The Romans claimed that whoever owns the land, eius est usque ad caelum et ad inferos— “it is theirs up to heaven and down to hell.” They couldn’t do a great deal to mine money from the air nonetheless, and it wasn’t until the invention of the steel frame and the elevator that architecture allowed anything much above six stories. Imagine walking up all those flights of stairs and you will understand why the top rooms used to be the cheapest—bedrooms for servants or garrets for starving artists.
Less than 50 years separates the first skyscraper, Chicago’s Home Insurance Building at 10 stories, from the Empire State at 102 stories. Rapid advances in construction, lighting, and air conditioning meant that massive amounts of rentable space could be piled on top of each other. Huge architectural practices and general contractors coordinated gigantic assemblages of people and things, and new financial instruments were invented to spread risk on vast capital borrowings. Even demolition was speeded up, because old buildings needed to be cleared away quickly so that the steel could start rising.
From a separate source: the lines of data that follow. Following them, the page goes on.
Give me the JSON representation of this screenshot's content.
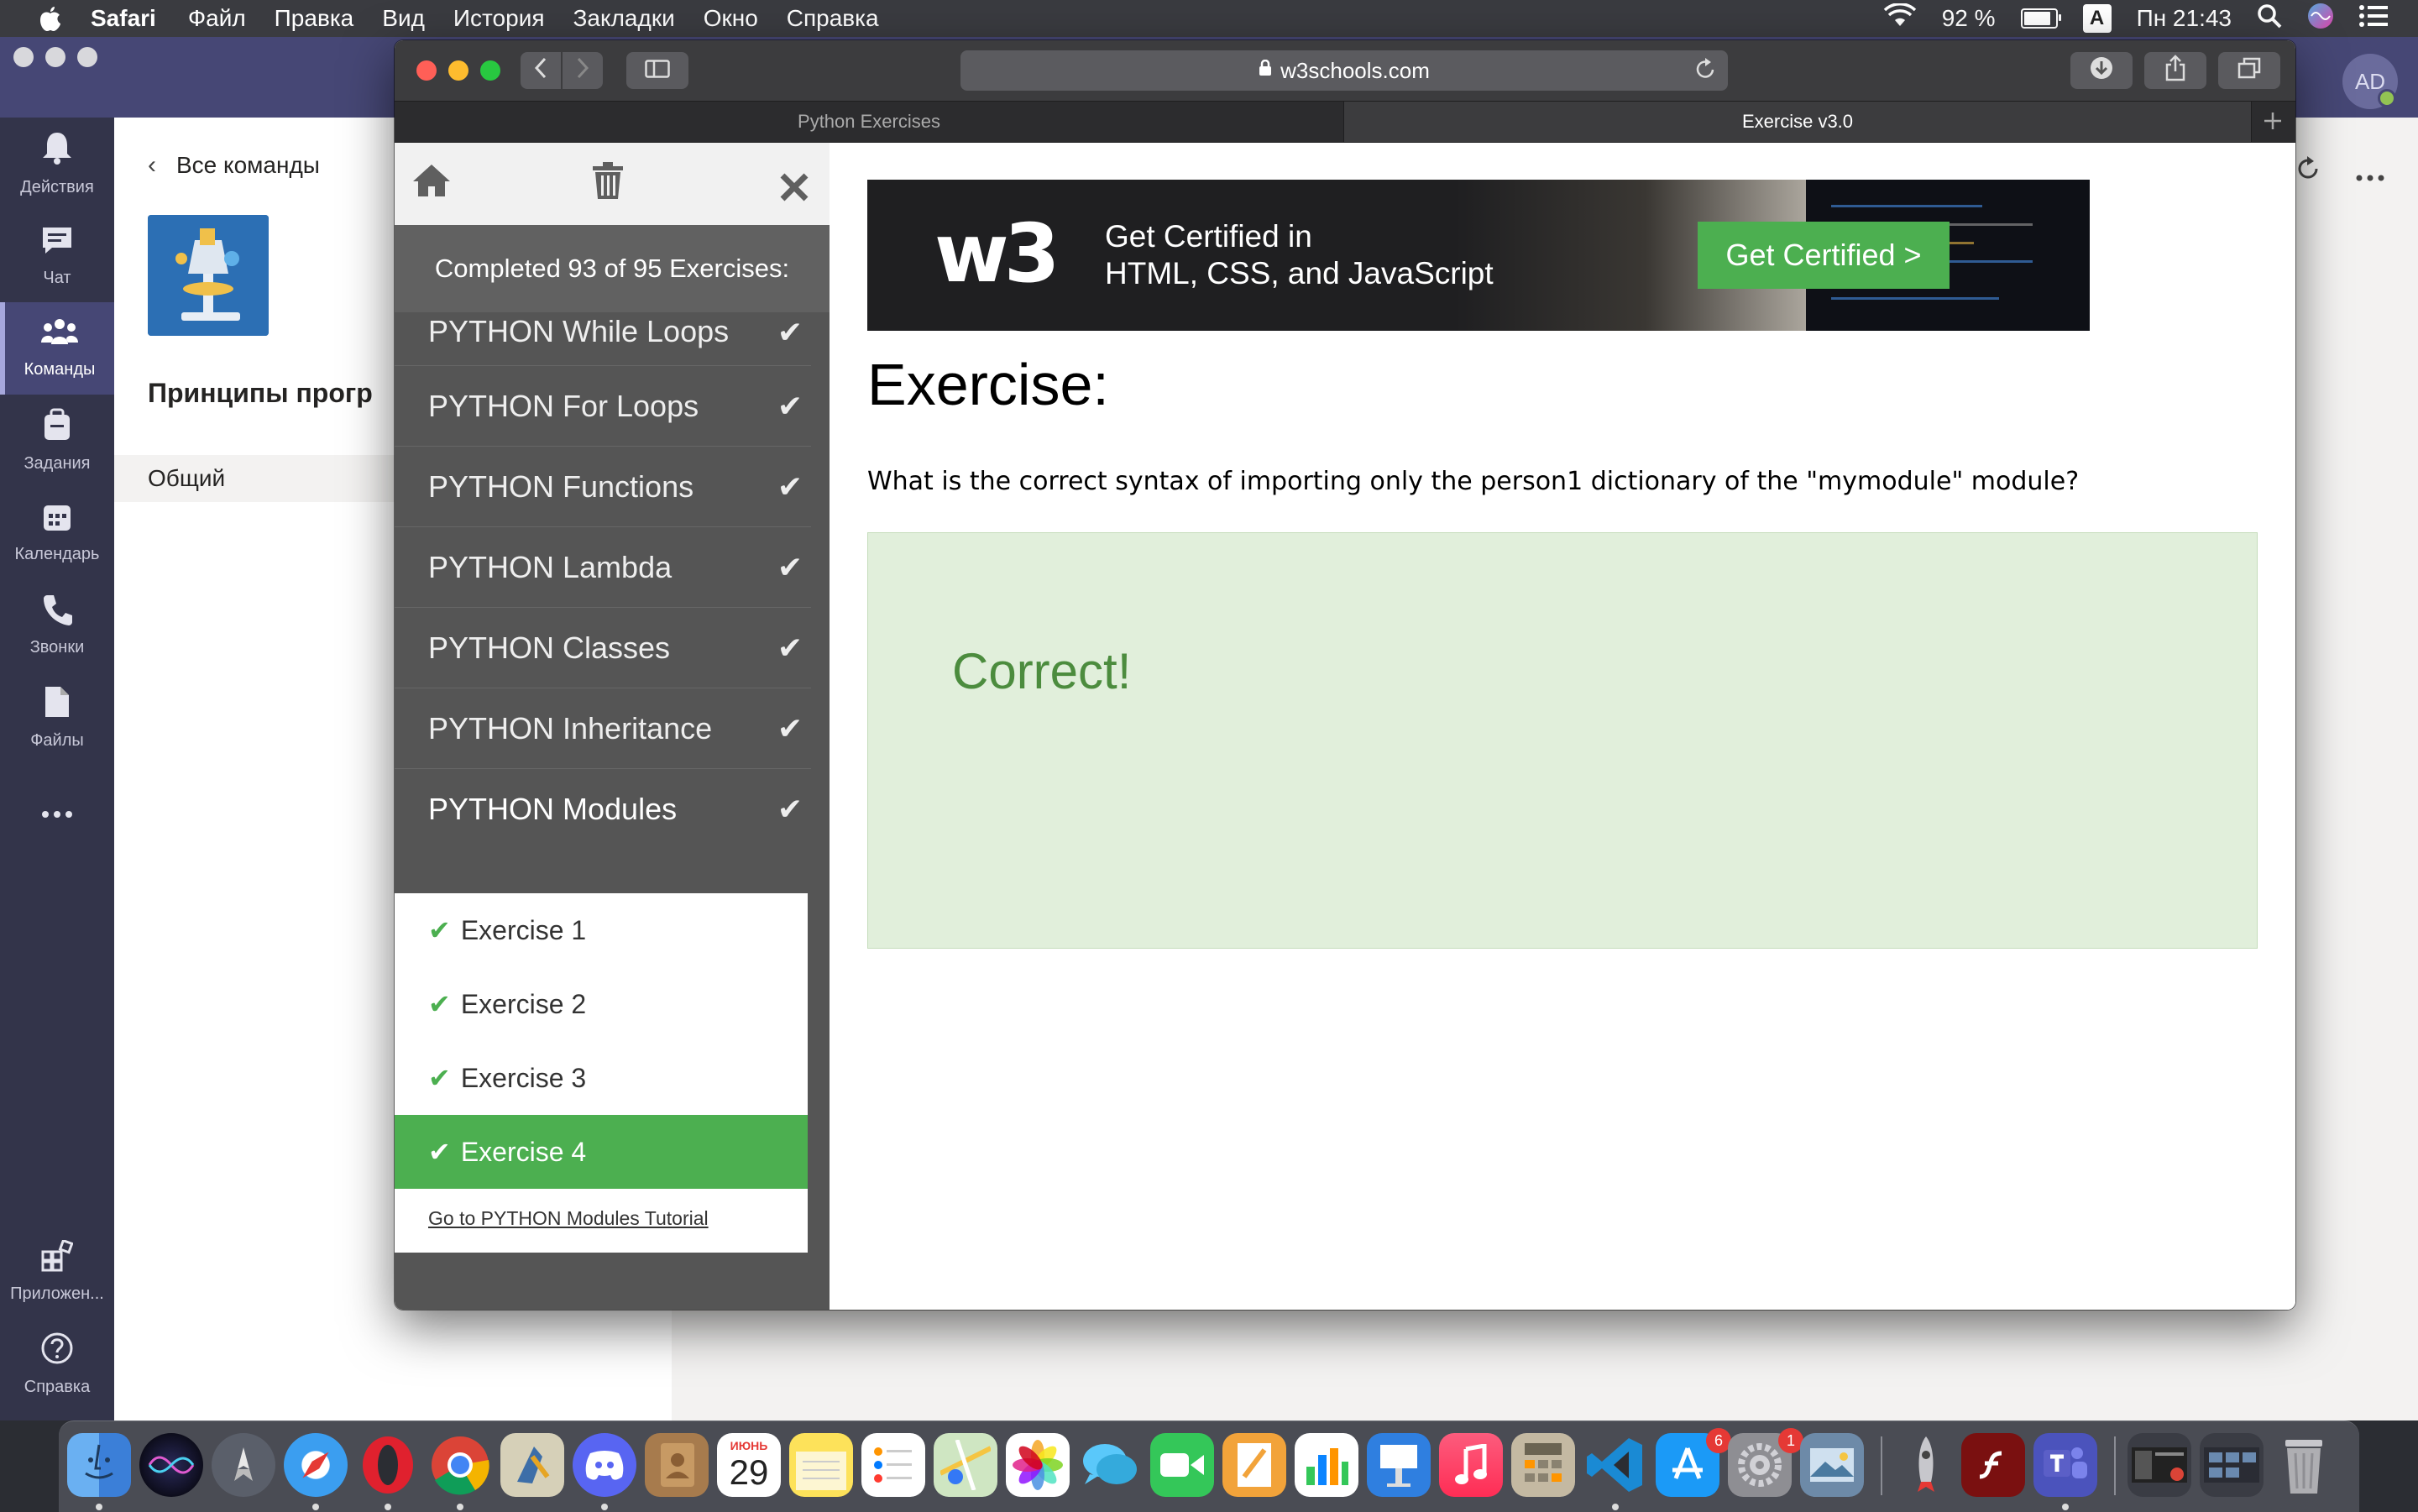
{
  "menubar": {
    "app": "Safari",
    "items": [
      "Файл",
      "Правка",
      "Вид",
      "История",
      "Закладки",
      "Окно",
      "Справка"
    ],
    "battery": "92 %",
    "input_source": "A",
    "clock": "Пн 21:43",
    "battery_level": 0.92
  },
  "teams": {
    "avatar_initials": "AD",
    "rail": [
      {
        "label": "Действия",
        "icon": "bell-icon"
      },
      {
        "label": "Чат",
        "icon": "chat-icon"
      },
      {
        "label": "Команды",
        "icon": "teams-icon"
      },
      {
        "label": "Задания",
        "icon": "assignments-icon"
      },
      {
        "label": "Календарь",
        "icon": "calendar-icon"
      },
      {
        "label": "Звонки",
        "icon": "phone-icon"
      },
      {
        "label": "Файлы",
        "icon": "file-icon"
      },
      {
        "label": "Приложен...",
        "icon": "apps-icon"
      },
      {
        "label": "Справка",
        "icon": "help-icon"
      }
    ],
    "back_label": "Все команды",
    "team_name": "Принципы прогр",
    "channel": "Общий"
  },
  "safari": {
    "url": "w3schools.com",
    "tabs": [
      {
        "label": "Python Exercises",
        "active": false
      },
      {
        "label": "Exercise v3.0",
        "active": true
      }
    ]
  },
  "sidebar": {
    "progress": "Completed 93 of 95 Exercises:",
    "topics": [
      "PYTHON While Loops",
      "PYTHON For Loops",
      "PYTHON Functions",
      "PYTHON Lambda",
      "PYTHON Classes",
      "PYTHON Inheritance",
      "PYTHON Modules"
    ],
    "exercises": [
      "Exercise 1",
      "Exercise 2",
      "Exercise 3",
      "Exercise 4"
    ],
    "selected_exercise": "Exercise 4",
    "tutorial_link": "Go to PYTHON Modules Tutorial"
  },
  "banner": {
    "logo": "w3",
    "line1": "Get Certified in",
    "line2": "HTML, CSS, and JavaScript",
    "button": "Get Certified >"
  },
  "exercise": {
    "title": "Exercise:",
    "question": "What is the correct syntax of importing only the person1 dictionary of the \"mymodule\" module?",
    "result": "Correct!"
  },
  "dock": {
    "calendar_month": "ИЮНЬ",
    "calendar_day": "29",
    "appstore_badge": "6",
    "settings_badge": "1"
  },
  "colors": {
    "w3_green": "#4caf50",
    "sidebar_bg": "#555555",
    "correct_bg": "#e1efdb",
    "correct_text": "#4c8c3e",
    "teams_purple": "#464775"
  }
}
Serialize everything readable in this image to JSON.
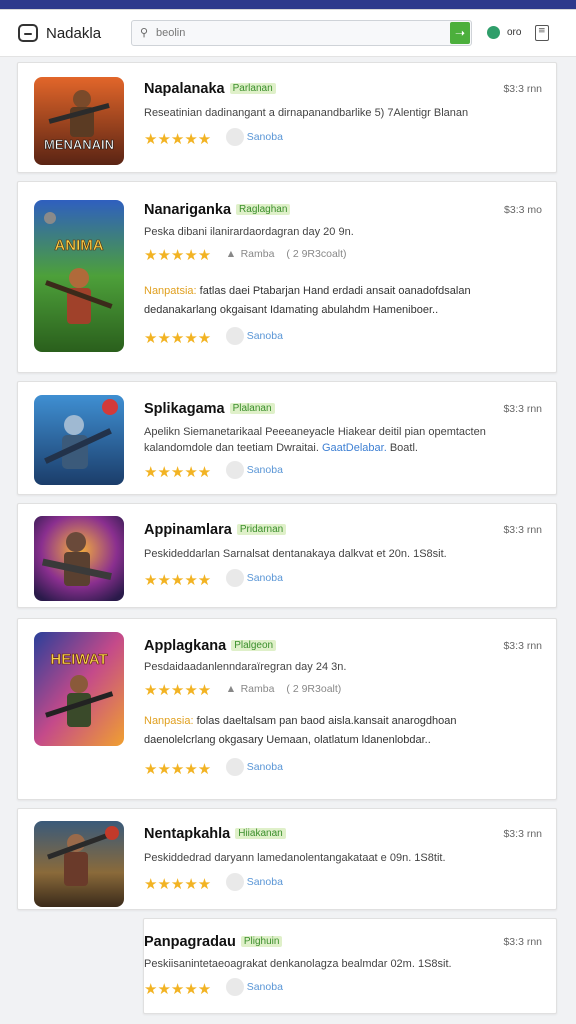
{
  "header": {
    "brand": "Nadakla",
    "search_placeholder": "beolin",
    "search_button_icon": "search-arrow-icon",
    "status_label": "oro",
    "colors": {
      "top_strip": "#2e3a8c",
      "search_button": "#4caf3c",
      "status": "#2f9e6a",
      "star": "#f2b323",
      "tag_bg": "#dff0c9",
      "tag_text": "#3b8f2c"
    }
  },
  "apps": [
    {
      "title": "Napalanaka",
      "tag": "Parlanan",
      "price": "$3:3 rnn",
      "desc": "Reseatinian dadinangant a dirnapanandbarlike 5) 7Alentigr Blanan",
      "stars": "★★★★★",
      "review_label": "Sanoba",
      "thumb_text": "MENANAIN"
    },
    {
      "title": "Nanariganka",
      "tag": "Raglaghan",
      "price": "$3:3 mo",
      "desc": "Peska dibani  ilanirardaordagran day 20 9n.",
      "stars": "★★★★★",
      "meta_label": "Ramba",
      "meta_value": "( 2 9R3coalt)",
      "note_label": "Nanpatsia:",
      "note_text": "fatlas daei Ptabarjan Hand erdadi ansait oanadofdsalan",
      "note_line2": "dedanakarlang okgaisant Idamating abulahdm Hameniboer..",
      "stars2": "★★★★★",
      "review_label": "Sanoba",
      "thumb_text": "ANIMA"
    },
    {
      "title": "Splikagama",
      "tag": "Plalanan",
      "price": "$3:3 rnn",
      "desc": "Apelikn Siemanetarikaal Peeeaneyacle Hiakear deitil pian opemtacten",
      "desc2": "kalandomdole dan teetiam Dwraitai.",
      "desc2_link": "GaatDelabar.",
      "desc2_tail": "Boatl.",
      "stars": "★★★★★",
      "review_label": "Sanoba",
      "thumb_text": ""
    },
    {
      "title": "Appinamlara",
      "tag": "Pridarnan",
      "price": "$3:3 rnn",
      "desc": "Peskideddarlan Sarnalsat dentanakaya dalkvat et 20n. 1S8sit.",
      "stars": "★★★★★",
      "review_label": "Sanoba",
      "thumb_text": ""
    },
    {
      "title": "Applagkana",
      "tag": "Plalgeon",
      "price": "$3:3 rnn",
      "desc": "Pesdaidaadanlenndaraïregran day 24 3n.",
      "stars": "★★★★★",
      "meta_label": "Ramba",
      "meta_value": "( 2 9R3oalt)",
      "note_label": "Nanpasia:",
      "note_text": "folas daeltalsam pan baod aisla.kansait anarogdhoan",
      "note_line2": "daenolelcrlang okgasary Uemaan, olatlatum ldanenlobdar..",
      "stars2": "★★★★★",
      "review_label": "Sanoba",
      "thumb_text": "HEIWAT"
    },
    {
      "title": "Nentapkahla",
      "tag": "Hiiakanan",
      "price": "$3:3 rnn",
      "desc": "Peskiddedrad daryann lamedanolentangakataat e 09n. 1S8tit.",
      "stars": "★★★★★",
      "review_label": "Sanoba",
      "thumb_text": ""
    },
    {
      "title": "Panpagradau",
      "tag": "Plighuin",
      "price": "$3:3 rnn",
      "desc": "Peskiisanintetaeoagrakat denkanolagza bealmdar 02m. 1S8sit.",
      "stars": "★★★★★",
      "review_label": "Sanoba"
    }
  ]
}
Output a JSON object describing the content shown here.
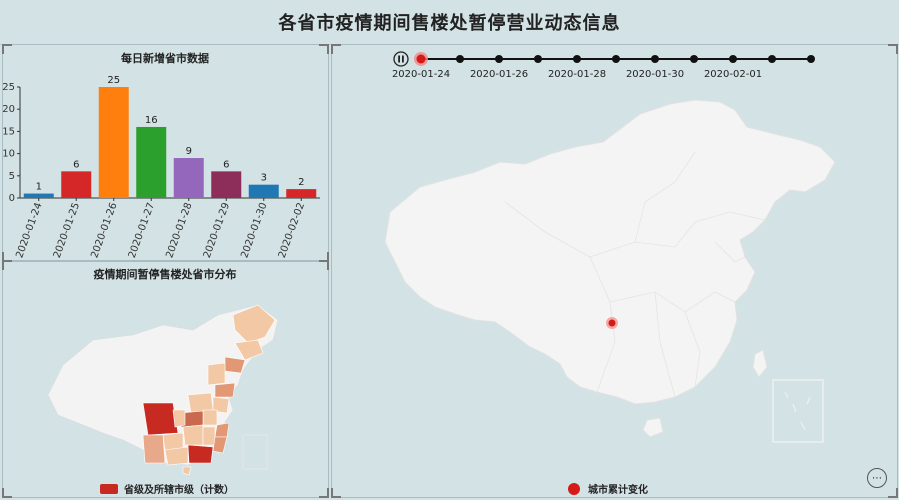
{
  "header": {
    "title": "各省市疫情期间售楼处暂停营业动态信息"
  },
  "bar_panel": {
    "title": "每日新增省市数据"
  },
  "map_small_panel": {
    "title": "疫情期间暂停售楼处省市分布",
    "legend": "省级及所辖市级（计数）"
  },
  "map_main_panel": {
    "legend": "城市累计变化"
  },
  "timeline": {
    "current": "2020-01-24",
    "labels": [
      "2020-01-24",
      "2020-01-26",
      "2020-01-28",
      "2020-01-30",
      "2020-02-01"
    ],
    "points": 11
  },
  "colors": {
    "accent": "#c62a21",
    "timeline_current": "#d61a1a",
    "map_land": "#f3f3f3",
    "map_shade_light": "#f2c8a5",
    "map_shade_mid": "#e29775",
    "map_shade_dark": "#c62a21"
  },
  "chart_data": {
    "type": "bar",
    "categories": [
      "2020-01-24",
      "2020-01-25",
      "2020-01-26",
      "2020-01-27",
      "2020-01-28",
      "2020-01-29",
      "2020-01-30",
      "2020-02-02"
    ],
    "values": [
      1,
      6,
      25,
      16,
      9,
      6,
      3,
      2
    ],
    "colors": [
      "#1f77b4",
      "#d62728",
      "#ff7f0e",
      "#2ca02c",
      "#9467bd",
      "#8c2d5a",
      "#1f77b4",
      "#d62728"
    ],
    "ylim": [
      0,
      25
    ],
    "yticks": [
      0,
      5,
      10,
      15,
      20,
      25
    ],
    "title": "每日新增省市数据",
    "grid": false
  }
}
So the skyscraper isn’t just a symbol of capitalism, it is capitalism materialized in steel and glass. It is a machine to extract rents from the skies, and the skylines of cities across the world are bar charts of property values. For many people, this is precisely the problem, as the tall building’s shadow turns streets into darkened canyons, and its arrogant erection demands that everyone pays attention.
The Shard, for example, is being endlessly condemned as a glassy one finger gesture at the rest of Old London Town, and the fact that it is still mostly empty is the subject of much gloating. It doesn’t tell us much in the long term though, since the Empire State was called the “Empty State” building for a long time, and didn’t start to make any money until 20 years after it was built.
The new shapes growing by the Thames are subject to just the same ambivalence. The names that some now have—Cheesegrater, Walkie Talkie, Lipstick, and Gherkin—make them sound almost like children’s toys. But these “machines to make the land pay” (as Cass Gilbert, the architect of the Woolworth building put it) only get built if someone agrees to pay colossal rent and someone else can borrow towering piles of cash at less interest than the rent they receive. Without a financial architecture founded on big money—big profits to pay big rents—nothing much grows.
The sale of the Gherkin does not reflect a pin in the London property bubble, or a problem with the business model of the skyscraper. It just happened because some people borrowed too much, so they need to sell it—for around 650 million pounds (about US$1.1 billion)—to some people with deeper pockets.
In a global economy where gigantic piles of cash get made, and need to find resting places, skyscrapers will continue to be built, and to be traded. That is what makes them so sublime, in Edmund Burke’s sense of being both terrifying and beautiful at the same time. They are both monuments to human ingenuity, and to massive inequality, as their occupants look down on the people living in cardboard on the city streets. The question they provoke is not really about boom or slump, but about the nature of an economic system that makes such projects possible.
Martin Parker is a professor of organization and culture at the University of Leicester in the U.K. This article previously published at The Conversation.
Views expressed in this article are the opinions of the author and do not necessarily reflect the views of The Epoch Times.